The band at a Qianhai lake bar
Despite the long day we'd got a proper second wind and decided that we'd try and find a pub. We briefly went back to the hotel to check our options before deciding to try and find a bar on Luogu Alley. We also decided that we'd try walking there as it didn't look too far on out map. It turns out that the city blocks in Beijing are larger than they look, but after about half an hour of walking (and seeing our first instance of the Chinese street dancing craze) we arrived at where the entrance to the alley should have been. Unfortunately it seemed to be a building site for a new subway station (a few days later we found out that there was a way through to the alley), so we decided to carry on walking to Qianhai lake where there were more bars. Another half an hour later we found it (after passing a bizarre Christmas display!) and walked round to look at the bars. All of the bars had live music going on in them and none were that appealing, but we wanted some alcohol after our long day and eventually just went into one after being accosted by a bar promoter type. The band in this place weren't that bad, but hadn't attracted much of a crowd. We both had a single drink and left to head home.

I made a slight wrong turn on the way back, but I realised my mistake quite soon and we headed in the right direction back to our hotel. After another long walk we made it back without any problems and quickly got to sleep.

I expect the following posts will get shorter than this!

Sunday, May 27, 2012

Slalom in the sunshine

Today was one of the final canoe club trips of the academic year. But, unlike most club trips this one was happening on a gloriously hot and sunny day rather than the standard weather of cold, wet and windy.

Seven of us headed up to Grandtully to go on the section of the Tay there. We travelled quite a scenic route to get there at the behest of our SatNav (via Crief and Aberfeldy), but still got there with plenty of time to paddle. At this section of the Tay the Scottish Canoe Association has it's national slalom site, so there were easy parking facilities there. This river section has a short series of rapids (with slalom gates set up) followed by a long flat section, so we just stayed at the rapids and ran down them several times interspersed with a lunch break. There wasn't a huge amount of water, so the rapid weren't particularly big, but we were able to practice getting into eddies and play about a bit. We didn't attempt making the slalom gates though, although there were quite a lot of other paddlers on the river, so of who were slalom-ers. There was also a  group of rafts heading down the river.

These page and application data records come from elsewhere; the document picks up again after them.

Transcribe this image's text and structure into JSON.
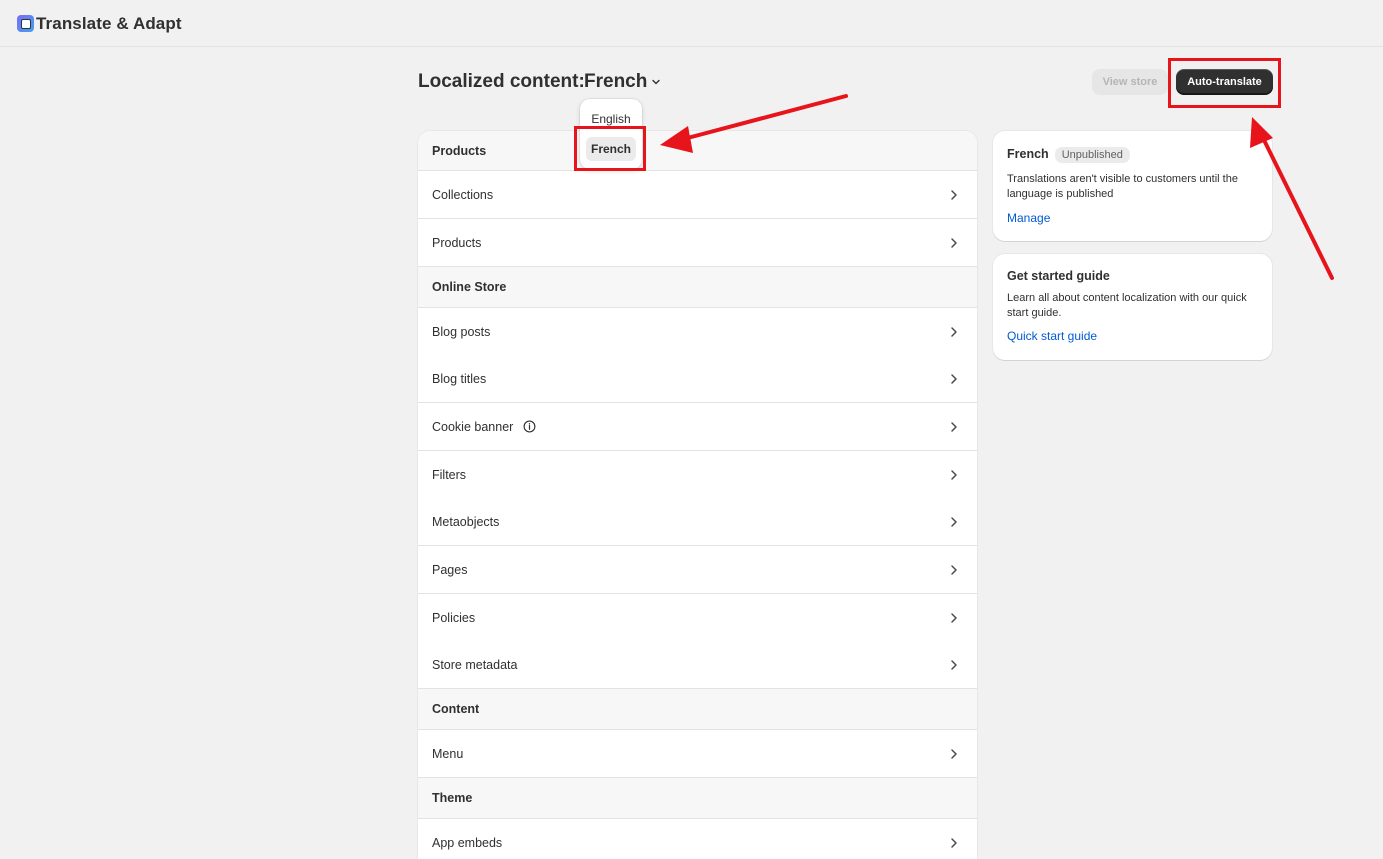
{
  "app": {
    "title": "Translate & Adapt",
    "logo_icon": "translate-adapt-logo-icon"
  },
  "header": {
    "heading": "Localized content:",
    "selected_language": "French",
    "view_store_label": "View store",
    "auto_translate_label": "Auto-translate"
  },
  "dropdown": {
    "options": [
      "English",
      "French"
    ],
    "selected": "French"
  },
  "list": {
    "sections": [
      {
        "title": "Products",
        "items": [
          "Collections",
          "Products"
        ]
      },
      {
        "title": "Online Store",
        "items": [
          "Blog posts",
          "Blog titles",
          "Cookie banner",
          "Filters",
          "Metaobjects",
          "Pages",
          "Policies",
          "Store metadata"
        ]
      },
      {
        "title": "Content",
        "items": [
          "Menu"
        ]
      },
      {
        "title": "Theme",
        "items": [
          "App embeds"
        ]
      }
    ]
  },
  "status_card": {
    "language": "French",
    "badge": "Unpublished",
    "body": "Translations aren't visible to customers until the language is published",
    "link": "Manage"
  },
  "guide_card": {
    "title": "Get started guide",
    "body": "Learn all about content localization with our quick start guide.",
    "link": "Quick start guide"
  },
  "colors": {
    "background": "#f1f1f1",
    "primary_button": "#303030",
    "link": "#005bd3",
    "annotation": "#e8141c"
  }
}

It was nice to get off the river and be able to get changed in the sun and get kit mostly dried before packing it. We took a more direct route back home with a brief stop at a service station outside of Perth for an ice lolly.